The Steampunk exhibition at the History of Science Museum has been running for a few weeks now, and we’ve seen glowing reviews emerge left and right. It’s true, the exhibition’s combination of shiny brass-and-neon sculptures with their fascinating real-world inspirations is really very interesting. It could just be quite a bit better.
Don’t get me wrong – every single one of you people reading this article should go see this exhibition as soon as possible. It’s free and it’s short, so it won’t be a drain on either your wallet or your timetable. What it does, it does very well.
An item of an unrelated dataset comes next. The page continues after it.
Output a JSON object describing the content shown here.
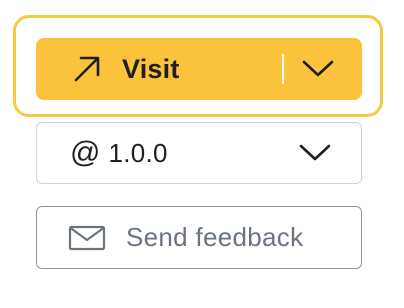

It just doesn’t do enough, giving only a brief albeit fascinating glimpse into the steampunk aesthetic movement.
Let’s start with the name ‘Steampunk’. It’s an odd word, and whenever I enthuse about it to my uninitiated friends, I get odd looks. The ‘Steam’ part is easy enough to explain. The distinctive steampunk aesthetic is one of modern devices animated by antique technological systems. Gears, clockwork and the steam engine replace electric motors and fibre optics. Brass and cast iron replace plastic and aluminium. Think Jules Verne and HG Wells, without the dense prose and dubious characterisation. This part is what the exhibition does very well. Art Donovan’s ‘Electro-Futurist’ clockwork-encased neon lamps are worth the trip on their own. Kris Kuksi’s terrifying cathedral-tank (yes, really) appealed tremendously to my inner military geek. I was also deeply and pleasantly unsettled by Molly Friedrich’s ‘Complete Mechanical Womb’, which, all things considered, has a remarkably self-explanatory name. It’s a womb including baby.
I digress. The ‘steam’ part of the steampunk exhibition is very well done. What about the ‘punk’? Time for a history lesson perhaps.‘Steampunk’ isn’t just an aesthetic movement, it’s a literary genre. There’s a lot of debate about how far back the genre goes, and whether Jules Vernes et al are part of the genre or just inspirations, but steampunk literature in its modern form didn’t become popular until the publication of The Difference Engine in 1990 – a novel set in a dystopian London, part of an alternative history where Charles Babbage actually finished his giant steam-powered calculator and ushered in a clockwork digital age. The Difference Engine was written by William Gibson and Bruce Sterling. William Gibson, as the speculative fiction fans among you probably know, wrote another famous novel – Neuromancer. Neuromancer kicked off the ‘cyberpunk’ genre, where amazing futuristic technology becomes a tool in the hands of oppressive, faceless corporations. The link isn’t hard to spot. The ‘punk’ in cyberpunk comes from the rebellion and resistance of the protagonists, who refuse to submit to de-humanisation. The ‘punk’ in early steampunk was well, basically the same idea. Jules Verne, meet Charles Dickens.
Times change. Steampunk fiction has moved beyond its dark beginnings, and your heaving platter of clockwork goodness doesn’t have to come with a side order of grinding oppression anymore. It’s entirely possible to marvel at the cool brasswork without worrying about the destruction of individuality in the face of industrialisation. It would just be nice if the Steampunk exhibition mentioned any of this at all. In the second room, where they keep the real-world inspirations, they actually have a big chunk of the actual Difference Engine itself – and no mention at all of the novel that makes it relevant to the exhibition. We steampunk fans may not have to be angsty haters of the establishment anymore, but I would have appreciated a little more context. So go and see the Steampunk Exhibition. Revel in the retro, but don’t forget – steampunk can go so much deeper than this.
Steampunk is at the Oxford Museum of Science until 21st February. Admission is free.